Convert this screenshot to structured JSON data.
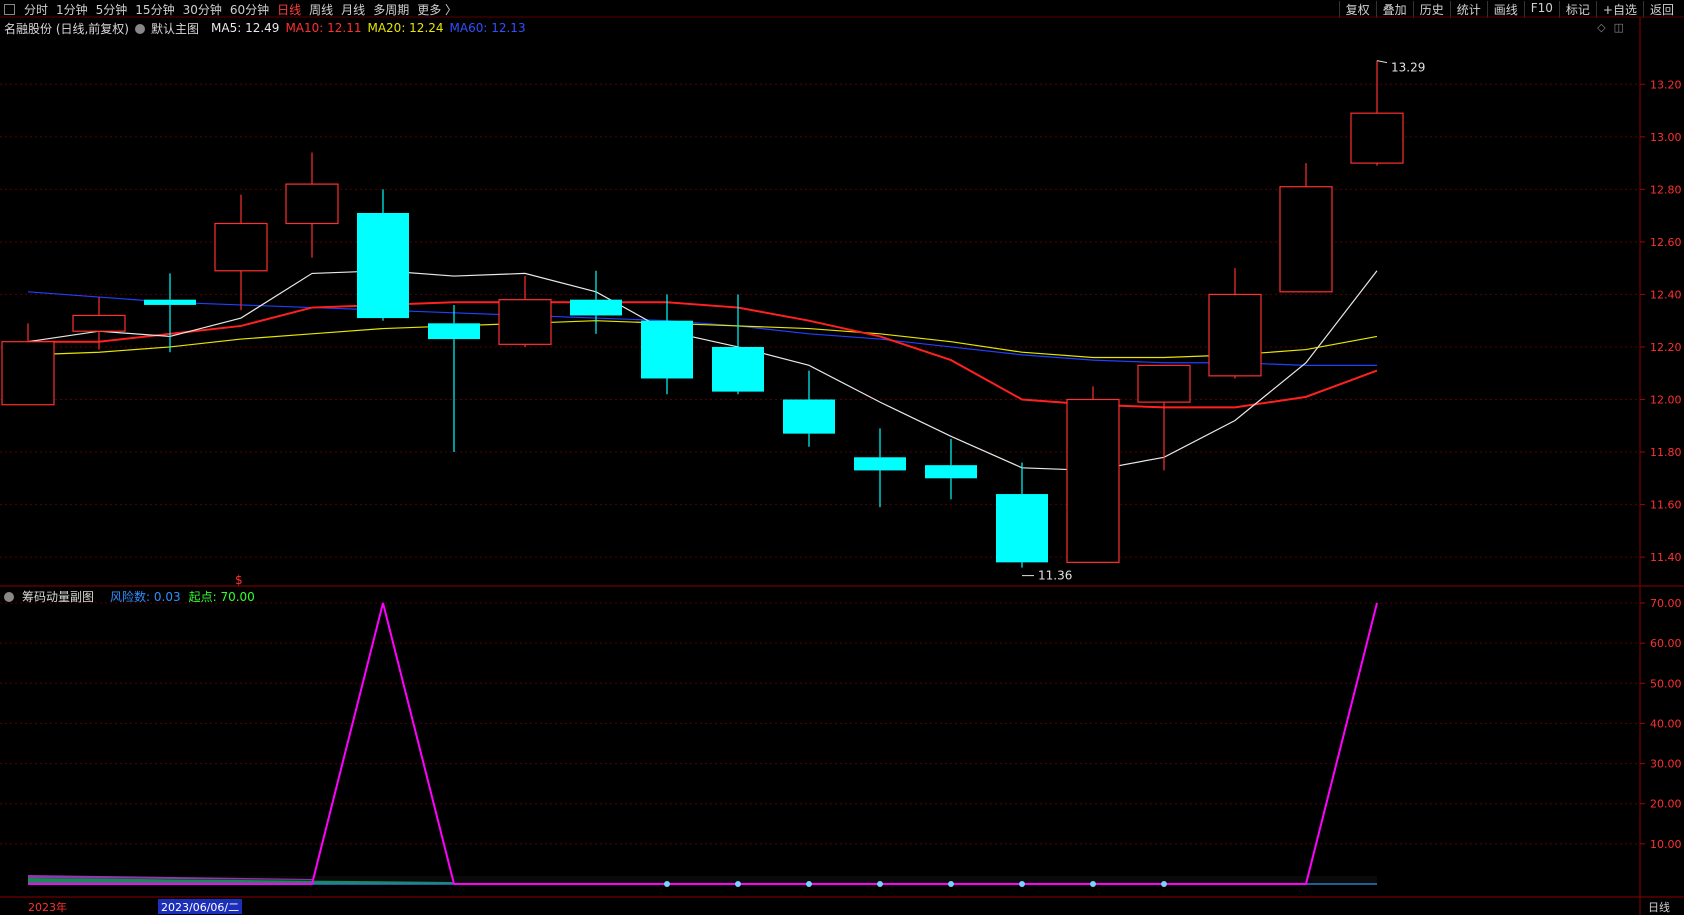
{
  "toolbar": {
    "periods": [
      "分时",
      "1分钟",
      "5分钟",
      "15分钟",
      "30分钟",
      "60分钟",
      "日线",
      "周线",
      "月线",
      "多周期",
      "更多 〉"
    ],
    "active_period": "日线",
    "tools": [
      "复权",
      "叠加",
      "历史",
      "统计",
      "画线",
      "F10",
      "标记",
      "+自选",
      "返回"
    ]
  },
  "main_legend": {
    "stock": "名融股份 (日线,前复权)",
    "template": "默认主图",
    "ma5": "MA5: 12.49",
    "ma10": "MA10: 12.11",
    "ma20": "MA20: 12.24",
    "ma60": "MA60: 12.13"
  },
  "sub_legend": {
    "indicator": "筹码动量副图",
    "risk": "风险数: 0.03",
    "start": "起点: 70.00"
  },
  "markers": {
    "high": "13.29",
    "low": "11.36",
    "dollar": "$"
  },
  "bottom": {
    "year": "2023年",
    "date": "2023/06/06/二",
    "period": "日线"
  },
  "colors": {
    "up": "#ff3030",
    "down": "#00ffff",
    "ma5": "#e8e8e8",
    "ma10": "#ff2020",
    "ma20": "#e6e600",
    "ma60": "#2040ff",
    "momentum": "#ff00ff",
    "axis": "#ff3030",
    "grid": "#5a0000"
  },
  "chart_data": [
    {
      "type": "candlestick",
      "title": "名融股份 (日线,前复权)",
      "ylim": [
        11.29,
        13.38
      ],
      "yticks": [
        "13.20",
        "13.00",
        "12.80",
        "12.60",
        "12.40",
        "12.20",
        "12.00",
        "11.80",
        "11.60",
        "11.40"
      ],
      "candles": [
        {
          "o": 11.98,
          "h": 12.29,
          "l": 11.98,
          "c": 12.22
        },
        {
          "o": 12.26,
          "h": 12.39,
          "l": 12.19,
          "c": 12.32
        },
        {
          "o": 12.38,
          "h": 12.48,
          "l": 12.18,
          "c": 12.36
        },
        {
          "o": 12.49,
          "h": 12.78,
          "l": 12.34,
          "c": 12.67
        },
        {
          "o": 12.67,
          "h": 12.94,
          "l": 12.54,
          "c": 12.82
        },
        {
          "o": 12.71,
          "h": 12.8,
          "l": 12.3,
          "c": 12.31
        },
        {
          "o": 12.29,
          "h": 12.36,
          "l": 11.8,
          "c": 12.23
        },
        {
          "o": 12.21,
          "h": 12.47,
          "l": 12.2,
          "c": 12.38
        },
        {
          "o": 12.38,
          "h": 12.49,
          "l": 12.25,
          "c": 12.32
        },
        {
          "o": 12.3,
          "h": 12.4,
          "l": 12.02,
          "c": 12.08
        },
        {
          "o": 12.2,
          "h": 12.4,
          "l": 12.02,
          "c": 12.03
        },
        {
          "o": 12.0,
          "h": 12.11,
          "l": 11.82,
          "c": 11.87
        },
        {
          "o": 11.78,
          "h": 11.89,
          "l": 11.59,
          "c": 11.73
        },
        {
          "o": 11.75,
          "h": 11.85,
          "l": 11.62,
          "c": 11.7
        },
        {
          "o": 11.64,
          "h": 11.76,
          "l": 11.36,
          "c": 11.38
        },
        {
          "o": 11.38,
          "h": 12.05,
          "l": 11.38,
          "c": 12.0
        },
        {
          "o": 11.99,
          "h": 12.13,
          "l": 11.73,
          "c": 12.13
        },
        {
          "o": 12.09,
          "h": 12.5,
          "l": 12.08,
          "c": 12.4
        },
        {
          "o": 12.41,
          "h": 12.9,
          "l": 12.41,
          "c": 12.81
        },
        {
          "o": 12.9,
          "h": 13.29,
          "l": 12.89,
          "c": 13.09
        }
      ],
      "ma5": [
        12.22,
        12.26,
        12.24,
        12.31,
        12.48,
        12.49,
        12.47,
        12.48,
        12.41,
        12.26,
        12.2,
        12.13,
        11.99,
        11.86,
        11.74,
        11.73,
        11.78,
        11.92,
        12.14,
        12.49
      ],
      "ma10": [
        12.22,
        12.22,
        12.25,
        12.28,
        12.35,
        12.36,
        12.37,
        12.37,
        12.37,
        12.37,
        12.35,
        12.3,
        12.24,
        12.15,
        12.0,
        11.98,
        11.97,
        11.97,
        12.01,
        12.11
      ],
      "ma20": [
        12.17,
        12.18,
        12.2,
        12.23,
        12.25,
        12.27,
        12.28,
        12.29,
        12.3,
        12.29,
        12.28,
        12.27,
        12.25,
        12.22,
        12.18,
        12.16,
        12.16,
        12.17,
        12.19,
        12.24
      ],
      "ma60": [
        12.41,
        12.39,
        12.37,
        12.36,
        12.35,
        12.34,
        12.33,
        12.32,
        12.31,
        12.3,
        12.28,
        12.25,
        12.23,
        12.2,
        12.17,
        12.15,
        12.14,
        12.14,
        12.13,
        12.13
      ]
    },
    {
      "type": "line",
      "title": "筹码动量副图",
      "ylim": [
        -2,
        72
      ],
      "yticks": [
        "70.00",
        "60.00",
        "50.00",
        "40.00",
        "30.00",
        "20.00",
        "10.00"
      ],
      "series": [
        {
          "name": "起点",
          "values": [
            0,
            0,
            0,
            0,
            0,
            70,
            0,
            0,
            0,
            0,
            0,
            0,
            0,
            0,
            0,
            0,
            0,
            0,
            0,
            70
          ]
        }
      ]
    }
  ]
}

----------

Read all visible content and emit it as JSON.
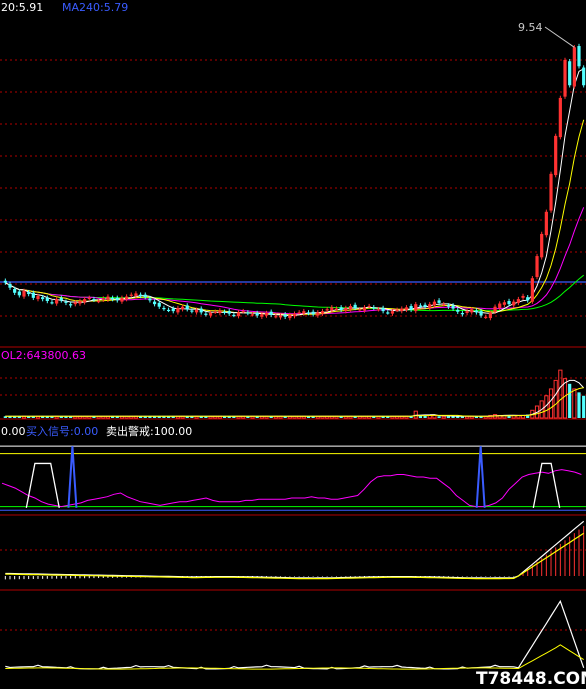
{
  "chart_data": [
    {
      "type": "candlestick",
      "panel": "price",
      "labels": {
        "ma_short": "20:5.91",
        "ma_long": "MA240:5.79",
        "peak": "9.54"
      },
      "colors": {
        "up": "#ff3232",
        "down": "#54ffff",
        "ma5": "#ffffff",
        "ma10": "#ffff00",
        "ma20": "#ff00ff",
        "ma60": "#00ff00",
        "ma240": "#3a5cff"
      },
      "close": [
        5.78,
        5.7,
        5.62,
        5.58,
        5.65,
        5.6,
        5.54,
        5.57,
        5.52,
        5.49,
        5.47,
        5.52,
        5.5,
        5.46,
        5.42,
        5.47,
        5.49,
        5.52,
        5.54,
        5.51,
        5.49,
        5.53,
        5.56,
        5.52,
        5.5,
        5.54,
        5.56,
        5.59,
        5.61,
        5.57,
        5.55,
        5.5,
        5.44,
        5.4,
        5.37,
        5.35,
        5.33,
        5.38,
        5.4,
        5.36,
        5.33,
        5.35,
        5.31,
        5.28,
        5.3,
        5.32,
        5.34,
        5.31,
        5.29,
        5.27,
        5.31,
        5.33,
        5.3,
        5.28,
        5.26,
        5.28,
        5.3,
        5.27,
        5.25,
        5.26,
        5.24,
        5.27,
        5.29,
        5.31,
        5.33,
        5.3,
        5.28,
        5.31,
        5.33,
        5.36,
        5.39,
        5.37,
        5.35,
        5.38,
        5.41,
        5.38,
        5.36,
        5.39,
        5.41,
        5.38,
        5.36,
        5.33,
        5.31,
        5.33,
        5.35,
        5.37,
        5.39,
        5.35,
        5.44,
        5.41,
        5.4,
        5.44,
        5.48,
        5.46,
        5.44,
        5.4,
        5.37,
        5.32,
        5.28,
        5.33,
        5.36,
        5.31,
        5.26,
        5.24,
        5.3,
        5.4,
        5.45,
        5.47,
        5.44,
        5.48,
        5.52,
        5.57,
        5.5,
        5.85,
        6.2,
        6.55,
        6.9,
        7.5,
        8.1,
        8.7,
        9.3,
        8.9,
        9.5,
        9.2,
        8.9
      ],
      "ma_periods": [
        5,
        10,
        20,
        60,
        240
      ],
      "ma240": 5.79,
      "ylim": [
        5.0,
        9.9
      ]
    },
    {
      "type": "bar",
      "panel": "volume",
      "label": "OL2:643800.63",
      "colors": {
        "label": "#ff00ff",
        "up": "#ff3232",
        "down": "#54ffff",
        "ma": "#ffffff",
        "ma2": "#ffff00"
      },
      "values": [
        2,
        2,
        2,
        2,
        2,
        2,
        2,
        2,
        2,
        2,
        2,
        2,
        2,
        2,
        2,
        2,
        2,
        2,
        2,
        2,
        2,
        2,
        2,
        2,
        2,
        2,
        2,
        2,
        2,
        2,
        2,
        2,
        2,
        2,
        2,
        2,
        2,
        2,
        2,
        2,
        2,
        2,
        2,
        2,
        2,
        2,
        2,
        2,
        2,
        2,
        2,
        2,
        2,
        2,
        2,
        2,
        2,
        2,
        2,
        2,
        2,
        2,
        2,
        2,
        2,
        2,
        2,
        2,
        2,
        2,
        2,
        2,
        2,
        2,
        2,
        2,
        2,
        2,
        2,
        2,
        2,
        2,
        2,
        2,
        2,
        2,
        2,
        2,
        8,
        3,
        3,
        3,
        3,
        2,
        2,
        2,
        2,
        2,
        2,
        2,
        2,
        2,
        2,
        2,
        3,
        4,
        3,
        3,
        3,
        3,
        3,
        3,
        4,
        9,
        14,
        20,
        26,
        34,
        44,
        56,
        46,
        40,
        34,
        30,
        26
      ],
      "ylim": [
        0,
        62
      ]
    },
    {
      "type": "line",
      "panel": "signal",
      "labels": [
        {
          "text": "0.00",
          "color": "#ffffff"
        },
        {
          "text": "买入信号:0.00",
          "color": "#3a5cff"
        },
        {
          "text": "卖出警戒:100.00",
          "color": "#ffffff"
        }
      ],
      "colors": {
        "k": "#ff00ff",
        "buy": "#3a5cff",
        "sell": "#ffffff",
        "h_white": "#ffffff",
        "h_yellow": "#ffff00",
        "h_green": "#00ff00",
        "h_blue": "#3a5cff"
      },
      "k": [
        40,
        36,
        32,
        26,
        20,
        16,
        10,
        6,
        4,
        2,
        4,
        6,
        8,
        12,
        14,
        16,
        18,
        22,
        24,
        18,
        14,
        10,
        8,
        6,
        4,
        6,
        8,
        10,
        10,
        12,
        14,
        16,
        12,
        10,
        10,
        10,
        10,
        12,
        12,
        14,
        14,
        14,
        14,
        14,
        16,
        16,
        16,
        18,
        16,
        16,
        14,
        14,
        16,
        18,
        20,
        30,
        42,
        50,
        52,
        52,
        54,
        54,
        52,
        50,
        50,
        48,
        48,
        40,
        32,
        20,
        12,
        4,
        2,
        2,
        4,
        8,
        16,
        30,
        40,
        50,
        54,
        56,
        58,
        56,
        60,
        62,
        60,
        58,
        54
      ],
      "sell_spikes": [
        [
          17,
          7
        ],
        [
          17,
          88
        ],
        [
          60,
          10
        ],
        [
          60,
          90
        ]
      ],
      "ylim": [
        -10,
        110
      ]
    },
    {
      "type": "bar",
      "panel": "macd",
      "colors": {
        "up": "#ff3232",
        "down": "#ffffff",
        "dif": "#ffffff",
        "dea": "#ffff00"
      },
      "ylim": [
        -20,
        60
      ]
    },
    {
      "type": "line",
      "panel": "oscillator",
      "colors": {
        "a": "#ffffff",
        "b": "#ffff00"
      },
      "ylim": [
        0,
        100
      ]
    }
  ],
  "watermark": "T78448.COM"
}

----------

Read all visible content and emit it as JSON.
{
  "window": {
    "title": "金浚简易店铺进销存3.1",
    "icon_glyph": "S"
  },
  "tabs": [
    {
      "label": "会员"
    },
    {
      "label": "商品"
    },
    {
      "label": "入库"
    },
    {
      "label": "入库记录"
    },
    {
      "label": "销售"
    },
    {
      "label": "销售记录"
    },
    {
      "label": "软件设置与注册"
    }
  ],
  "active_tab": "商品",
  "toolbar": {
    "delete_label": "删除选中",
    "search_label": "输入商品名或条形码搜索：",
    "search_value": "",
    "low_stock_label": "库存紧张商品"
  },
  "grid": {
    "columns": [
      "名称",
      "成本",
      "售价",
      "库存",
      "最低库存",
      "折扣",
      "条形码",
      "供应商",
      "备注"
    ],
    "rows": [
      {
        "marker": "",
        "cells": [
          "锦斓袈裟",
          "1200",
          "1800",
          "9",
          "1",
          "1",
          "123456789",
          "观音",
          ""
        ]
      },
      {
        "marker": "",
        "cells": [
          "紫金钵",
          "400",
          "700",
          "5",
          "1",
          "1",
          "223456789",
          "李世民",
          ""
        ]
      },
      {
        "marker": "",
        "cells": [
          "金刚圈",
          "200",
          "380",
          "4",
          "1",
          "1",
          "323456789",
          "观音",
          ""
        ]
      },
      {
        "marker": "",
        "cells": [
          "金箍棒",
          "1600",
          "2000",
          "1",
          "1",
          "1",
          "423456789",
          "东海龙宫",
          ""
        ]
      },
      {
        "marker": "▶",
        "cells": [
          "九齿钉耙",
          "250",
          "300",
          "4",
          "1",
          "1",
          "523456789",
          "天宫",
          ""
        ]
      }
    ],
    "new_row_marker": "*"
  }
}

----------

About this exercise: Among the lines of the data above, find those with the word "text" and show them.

Exercise result:
          "text": "0.00",
          "text": "买入信号:0.00",
          "text": "卖出警戒:100.00",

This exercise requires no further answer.